1- C++ is mostly used on low level layer like electronics but not for commercial applications for the simple reason that modern languages make a lot of work for you like managing memory (you no longer need to allocate or free data structures after use)
2- Modern languages are more human friendly, easy to read.
3- Even C++ is widely used you'll find way more offers with languages like Java, Scala, NodeJS...
Also, if you are starting to develop software don't worry now about smoothness and performance, focus on learning good practices like development patterns, clean code and understand what happens during the execution.
To answer your title, the one thing I will suggest is to pursue a project that interests you to help you learn your way through code. That way when you encounter issues, you'll be motivated to push through them.
To answer the optimization question. I would look into software design patterns and practice solving problems on websites like leetcode. They have answers to each of their code challenges that will show how some of these patterns are applied so you can see where and how they may be employed.
Best of luck!
Wanting to make your programs run more smoothly is a great goal! I think one of the best ways to think about this general problem of optimization is to recognize that software development is iterative. Your first solution isn't necessarily the best, and there's always room for improvement.
I love this quote because it emphasizes that writing software is a multi-stage process: "Make it work. Make it right. Make it fast."
Once you've "made it work", take some time to improve your solution. Try some of the suggestions in the next steps.
Tom recommends the following next steps:
It's a good start, I suggest you to take more online courses (like coursera, edx) about programming 101, then find out some real stuff to work on, practicing makes perfect.

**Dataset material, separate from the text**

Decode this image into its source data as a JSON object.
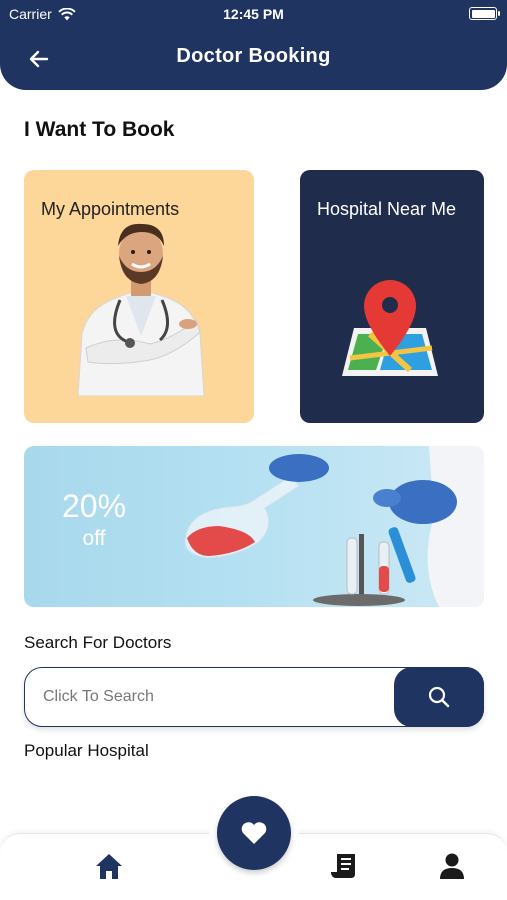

Always think optimization, this will help you write effective codes. If you start developing this mindset in your daily life then when it comes to coding it will become natural way of thinking. Also, think about how much emphasis is on Artificial Intelligence (AI), so think of ways to code that are best understood by AI algorithms,.
Find some online programming challenges. If you like math, something like project Euler might be a fun thing to stretch your mind.
Specific to C++: Learn as much as you can about the Standard Library (STL) and the roadmap for the language. The annual conference for C++ typically has its materials/lectures available online for free, which is another great resource.
Fundamentals are a great start, but keep going! Find some challenging problems and create code to tackle it, things that push the limits of your knowledge. As you find solutions for these problems, you will gain better experience on how to optimise for common problems that come up again and again as you solve more complex problems. Some of these are optimising on threading, memory management, how you are reading inputs etc...
One example I had was a parsing tool that took 30 minutes to run, I was not happy with the time it took. So I looked into to what was causing it my first approach was to try to optimise by parallelising the task, this did not improve the time at all. Looking further into the code I found that the way I was opening and reading files was very inefficient adding a lot of wasted time to the code. This lead to a better understanding for myself of the way I should be looking for problems in the first place. The challenge is what drives me to learn and improve! Don't forget to research along the way, the programming world is very community driven!
James recommends the following next steps:
As a new programmer you need to get experience with the common problems and errors you can find while programming. That experience can only be achieved by practising, so my recommendation is to start your own projects and spend some days trying to solve them.
I also find more interesting to get knowledge about best practices and patterns instead of focus in learning on specific programming language in deep. If you are only coding in one language, try to use something else. Java, Python, Node or Go are some of the more popular languages used in companies.
Javier recommends the following next steps: